But this circular logic—turning to technology to fix the problems created, or exacerbated, by technology—is not providing satisfying answers to the deeper questions we face. Even technologies that seem to help us in the “what is true?” dilemma of the modern age—such as photography and video—now seemingly make the problem worse.
Lost Trust in Truth
With the rise of modern photography and video, we were able to have some type of documented evidence of what really happened in any given situation or context. We felt we could naturally trust what we saw on video or in photos because it was an accurate description of reality and could be reliable “evidence” in legal courts and the courts of public opinion. Throughout most of the modern era, doctoring video and photos was extremely time-consuming and expensive—even with the accessibility of tools like Photoshop and video-editing software. As a result, fakes were easily distinguishable from true snapshots of reality.
But in recent years, the ubiquity of video-equipped smartphones and the proliferation of easy editing tools has muddied the waters on the reliability of photographic and video “truth.” While videos and photos have justly exposed countless incidents of racial bias, sexual abuse, and corruption, there are increasing examples of digitally manipulated photos or conveniently edited, out-of-context video clips being used to advance a narrative more than capture the truth. And now, deepfakes are a new frontier of troubling possibility.
Dangers of Deepfakes
As deepfake technology continues to become cheaper and more accessible, we will see increased abuse of these forms of documented “truths” that will lead to at least two massive shifts in our culture.
First, we will naturally begin to question everything we see because we won’t know how to easily distinguish between fake—digitally reconstructed or altered—and real. This suspicion of everything will have devastating psychological and cultural effects. As skepticism widens and accelerates, tribalism and political bifurcation will increase, as more people assume their “enemies” are constantly deceiving them while “their side” is the only one that can be trusted.
As skepticism widens and accelerates, tribalism and political bifurcation will increase.
Second, as deepfake technology continues to become more realistic, it will allow people to evade responsibility by throwing the trustworthiness of real video and photographic evidence into question.
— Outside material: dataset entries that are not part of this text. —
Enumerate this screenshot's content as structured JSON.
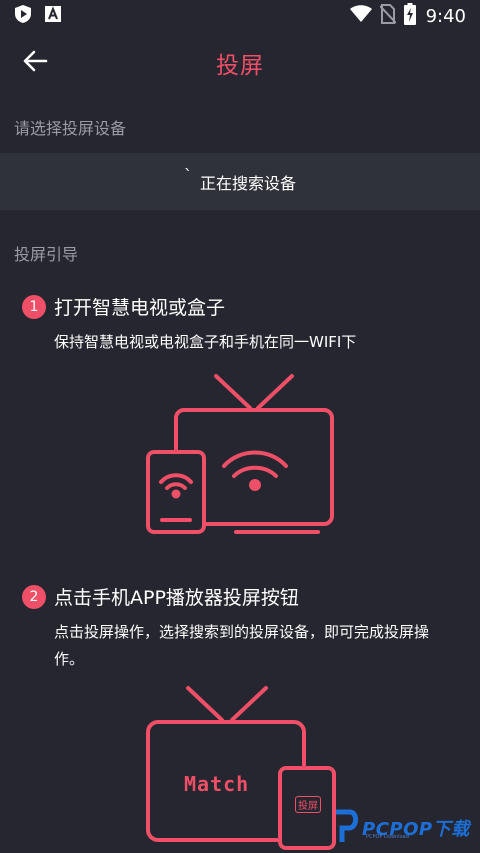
{
  "status_bar": {
    "time": "9:40",
    "icons": [
      "shield-play-icon",
      "font-a-icon",
      "wifi-icon",
      "no-sim-icon",
      "battery-charging-icon"
    ]
  },
  "app_bar": {
    "title": "投屏",
    "back_icon": "arrow-left-icon"
  },
  "device_section": {
    "label": "请选择投屏设备",
    "searching_text": "正在搜索设备",
    "spinner_glyph": "ˋ"
  },
  "guide": {
    "label": "投屏引导",
    "steps": [
      {
        "number": "1",
        "title": "打开智慧电视或盒子",
        "description": "保持智慧电视或电视盒子和手机在同一WIFI下"
      },
      {
        "number": "2",
        "title": "点击手机APP播放器投屏按钮",
        "description": "点击投屏操作，选择搜索到的投屏设备，即可完成投屏操作。"
      }
    ],
    "illustration_2": {
      "tv_text": "Match",
      "phone_text": "投屏"
    }
  },
  "watermark": {
    "text": "PCPOP下载",
    "subtext": "PCPOP Download"
  },
  "colors": {
    "background": "#25262f",
    "accent": "#ef4f67",
    "search_bar": "#30323b",
    "muted_text": "#9a9ba3"
  }
}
Imagine someone claiming a photo or video of them committing a crime isn’t really them. They could easily claim the “evidence” is simply a deepfake created for political or personal gain. Even if, at some point soon, we have the ability to authenticate these photos and videos, it will always be a race to keep up with the pace of the technology.
The potential moral and social unrest due to our inability to discern truth from a deepfake should be a wake-up call about the power and influence of technology in our lives. One of the most effective methods in combating this degradation of truth is to simply be aware of how technology can alter our perceptions of the world around us—rewiring our sense of reality—and ultimately dehumanize us and our neighbors.
The call of the Christian in the age of social media, deepfakes, and crumbling truth foundations is to see through the shiny veneer of our latest gadgets to the core of the issues we face. We are living through a massive rejection of truth and reality in nearly every area of life—including politics, sexuality, technology, and even the church. But humans cannot flourish in a world devoid of solid truth and transcendent purpose.
The church has an opportunity to step into the moral void and light the path of transcendent truth to an understanding of God and truth that corresponds with reality—not a deepfaked version to further someone’s partisan agenda or nefarious fantasy.